Step 1: Take a toothbrush and dab it into the dishwashing liquid you already have in your kitchen.
Step 2: Scrub the toothbrush onto each stain in circular motions to break up the grease and oil.
Step 3. Throw the garment into the washing machine at the highest temp stated on the garment's label or as you normally would. When the cycle is up, the stain should be vanished.
Many of us stay away from red wine because we are deathly afraid of spilling it—not only on ourselves but on our hosts' white carpet, white couch, white cat, etc. But according to Real Simple, there are a few steps you can take to remove the inevitable red wine stain that burdens us all:
Step 1: Blot the stain with a damp cloth—again, do not rub; this will only make the stain worse.
Step 2: Pull the fabric to make it taut and so that only the side of the fabric with the stain is shown (placing fabric over a large bowl and using a rubber band to hold in place works well, too).
Step 3: Sprinkle a generous amount of salt onto the stain so that the damp fabric absorbs it.
Step 4: Pour boiling water about 8 inches over the stain (the perfect height to flush out stains, apparently) to rinse off the salt.
Step 5: Wash the garment in your washing machine on the hottest setting. Repeat until you don't see the stain anymore. Again—like with lipstick stains—don't throw it into the dryer until you see that the stain is fully gone.
While summer has us wearing some seriously chic frocks, we're also seriously sweating. And to put it bluntly, none of us are completely immune to the sweat stains that accumulate on our underarms when wearing white tops—no matter how much deodorant or antiperspirant we use. With some help from PopSugar, it's super easy to get yellowish underarm areas looking fresh again:
Step 1: Soak your top in one part vinegar to two parts warm water for 20 minutes.
Step 2: Create a paste by mixing ½ cup baking soda, 1 tablespoon salt and 1 tablespoon hydrogen peroxide.
Step 3: Lay your top that was soaking on a towel-covered flat surface and coat the stains with the paste-like mixture.
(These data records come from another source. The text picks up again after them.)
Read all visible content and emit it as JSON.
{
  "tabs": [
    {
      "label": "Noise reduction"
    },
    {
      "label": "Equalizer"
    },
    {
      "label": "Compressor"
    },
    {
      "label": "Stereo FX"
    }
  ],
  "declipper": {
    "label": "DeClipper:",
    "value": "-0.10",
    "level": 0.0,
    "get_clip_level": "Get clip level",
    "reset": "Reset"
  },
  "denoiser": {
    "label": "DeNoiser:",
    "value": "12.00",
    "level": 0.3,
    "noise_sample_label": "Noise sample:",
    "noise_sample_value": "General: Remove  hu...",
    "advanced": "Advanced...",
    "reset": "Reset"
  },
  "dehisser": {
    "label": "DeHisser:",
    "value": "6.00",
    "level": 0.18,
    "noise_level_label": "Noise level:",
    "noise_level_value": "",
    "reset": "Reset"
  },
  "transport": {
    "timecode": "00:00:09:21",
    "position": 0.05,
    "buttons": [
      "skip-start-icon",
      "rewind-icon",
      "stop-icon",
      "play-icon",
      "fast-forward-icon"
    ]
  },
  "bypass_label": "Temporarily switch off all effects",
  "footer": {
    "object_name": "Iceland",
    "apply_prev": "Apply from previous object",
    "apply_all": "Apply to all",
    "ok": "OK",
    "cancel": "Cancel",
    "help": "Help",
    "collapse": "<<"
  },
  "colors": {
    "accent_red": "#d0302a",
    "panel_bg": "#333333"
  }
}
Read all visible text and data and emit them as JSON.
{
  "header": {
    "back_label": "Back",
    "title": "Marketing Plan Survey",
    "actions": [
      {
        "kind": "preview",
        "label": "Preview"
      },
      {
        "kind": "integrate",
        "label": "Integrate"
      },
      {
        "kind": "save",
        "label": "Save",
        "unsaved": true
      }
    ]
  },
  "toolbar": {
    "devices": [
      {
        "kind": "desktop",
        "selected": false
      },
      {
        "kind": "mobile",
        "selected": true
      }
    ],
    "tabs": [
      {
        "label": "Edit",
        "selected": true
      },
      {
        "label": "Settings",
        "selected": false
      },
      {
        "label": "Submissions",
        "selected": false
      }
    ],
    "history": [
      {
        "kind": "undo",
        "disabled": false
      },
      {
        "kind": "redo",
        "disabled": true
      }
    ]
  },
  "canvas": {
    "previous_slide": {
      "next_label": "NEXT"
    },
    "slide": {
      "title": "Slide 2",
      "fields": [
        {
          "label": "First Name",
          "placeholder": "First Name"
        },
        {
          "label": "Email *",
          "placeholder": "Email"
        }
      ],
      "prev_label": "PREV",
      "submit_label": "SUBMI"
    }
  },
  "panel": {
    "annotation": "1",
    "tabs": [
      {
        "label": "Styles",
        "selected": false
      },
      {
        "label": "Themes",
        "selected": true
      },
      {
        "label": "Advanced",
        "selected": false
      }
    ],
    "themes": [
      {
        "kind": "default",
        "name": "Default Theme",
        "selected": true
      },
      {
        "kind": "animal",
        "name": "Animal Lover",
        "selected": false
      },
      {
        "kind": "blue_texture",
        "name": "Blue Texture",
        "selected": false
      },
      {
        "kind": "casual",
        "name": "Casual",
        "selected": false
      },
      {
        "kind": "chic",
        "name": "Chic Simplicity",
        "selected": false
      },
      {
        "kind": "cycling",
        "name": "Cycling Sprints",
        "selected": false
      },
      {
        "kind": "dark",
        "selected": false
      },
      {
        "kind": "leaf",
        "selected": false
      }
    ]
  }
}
Let this sit for 20 minutes.
Step 4: Wash your top with the rest of your whites, and it'll be good as new.